** INPUT MATERIAL follows **

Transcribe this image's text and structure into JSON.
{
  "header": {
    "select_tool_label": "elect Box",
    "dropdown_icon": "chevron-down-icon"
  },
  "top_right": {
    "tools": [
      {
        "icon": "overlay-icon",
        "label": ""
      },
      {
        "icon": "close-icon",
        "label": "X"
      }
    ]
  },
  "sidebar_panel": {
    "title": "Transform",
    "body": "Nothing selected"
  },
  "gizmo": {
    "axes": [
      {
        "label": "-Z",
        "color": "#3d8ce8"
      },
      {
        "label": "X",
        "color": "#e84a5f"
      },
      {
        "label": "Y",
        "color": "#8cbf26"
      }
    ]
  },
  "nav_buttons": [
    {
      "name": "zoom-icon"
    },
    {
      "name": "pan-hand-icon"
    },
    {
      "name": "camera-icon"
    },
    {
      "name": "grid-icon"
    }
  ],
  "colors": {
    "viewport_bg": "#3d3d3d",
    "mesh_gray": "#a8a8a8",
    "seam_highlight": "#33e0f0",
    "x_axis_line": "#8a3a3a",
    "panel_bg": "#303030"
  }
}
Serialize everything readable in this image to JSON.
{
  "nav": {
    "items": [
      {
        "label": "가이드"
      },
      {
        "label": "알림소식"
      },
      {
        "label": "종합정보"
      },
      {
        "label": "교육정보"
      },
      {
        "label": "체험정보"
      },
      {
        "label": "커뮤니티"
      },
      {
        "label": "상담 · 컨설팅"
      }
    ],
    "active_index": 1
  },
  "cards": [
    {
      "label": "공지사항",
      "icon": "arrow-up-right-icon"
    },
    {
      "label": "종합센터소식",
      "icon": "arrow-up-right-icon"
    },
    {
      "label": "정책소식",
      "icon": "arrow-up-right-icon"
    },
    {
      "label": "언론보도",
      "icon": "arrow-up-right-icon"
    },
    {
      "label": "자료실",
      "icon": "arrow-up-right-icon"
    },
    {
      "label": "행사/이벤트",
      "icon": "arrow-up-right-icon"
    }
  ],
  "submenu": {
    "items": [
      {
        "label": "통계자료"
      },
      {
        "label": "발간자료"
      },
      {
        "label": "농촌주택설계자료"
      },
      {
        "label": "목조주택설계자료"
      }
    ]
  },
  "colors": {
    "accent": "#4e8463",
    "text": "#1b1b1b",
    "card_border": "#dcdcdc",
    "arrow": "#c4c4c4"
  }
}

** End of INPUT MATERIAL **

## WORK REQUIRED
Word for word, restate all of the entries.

## WRITTEN ANSWER
Transcribe this image's text and structure into JSON.
{
  "header": {
    "select_tool_label": "elect Box",
    "dropdown_icon": "chevron-down-icon"
  },
  "top_right": {
    "tools": [
      {
        "icon": "overlay-icon",
        "label": ""
      },
      {
        "icon": "close-icon",
        "label": "X"
      }
    ]
  },
  "sidebar_panel": {
    "title": "Transform",
    "body": "Nothing selected"
  },
  "gizmo": {
    "axes": [
      {
        "label": "-Z",
        "color": "#3d8ce8"
      },
      {
        "label": "X",
        "color": "#e84a5f"
      },
      {
        "label": "Y",
        "color": "#8cbf26"
      }
    ]
  },
  "nav_buttons": [
    {
      "name": "zoom-icon"
    },
    {
      "name": "pan-hand-icon"
    },
    {
      "name": "camera-icon"
    },
    {
      "name": "grid-icon"
    }
  ],
  "colors": {
    "viewport_bg": "#3d3d3d",
    "mesh_gray": "#a8a8a8",
    "seam_highlight": "#33e0f0",
    "x_axis_line": "#8a3a3a",
    "panel_bg": "#303030"
  }
}
Serialize everything readable in this image to JSON.
{
  "nav": {
    "items": [
      {
        "label": "가이드"
      },
      {
        "label": "알림소식"
      },
      {
        "label": "종합정보"
      },
      {
        "label": "교육정보"
      },
      {
        "label": "체험정보"
      },
      {
        "label": "커뮤니티"
      },
      {
        "label": "상담 · 컨설팅"
      }
    ],
    "active_index": 1
  },
  "cards": [
    {
      "label": "공지사항",
      "icon": "arrow-up-right-icon"
    },
    {
      "label": "종합센터소식",
      "icon": "arrow-up-right-icon"
    },
    {
      "label": "정책소식",
      "icon": "arrow-up-right-icon"
    },
    {
      "label": "언론보도",
      "icon": "arrow-up-right-icon"
    },
    {
      "label": "자료실",
      "icon": "arrow-up-right-icon"
    },
    {
      "label": "행사/이벤트",
      "icon": "arrow-up-right-icon"
    }
  ],
  "submenu": {
    "items": [
      {
        "label": "통계자료"
      },
      {
        "label": "발간자료"
      },
      {
        "label": "농촌주택설계자료"
      },
      {
        "label": "목조주택설계자료"
      }
    ]
  },
  "colors": {
    "accent": "#4e8463",
    "text": "#1b1b1b",
    "card_border": "#dcdcdc",
    "arrow": "#c4c4c4"
  }
}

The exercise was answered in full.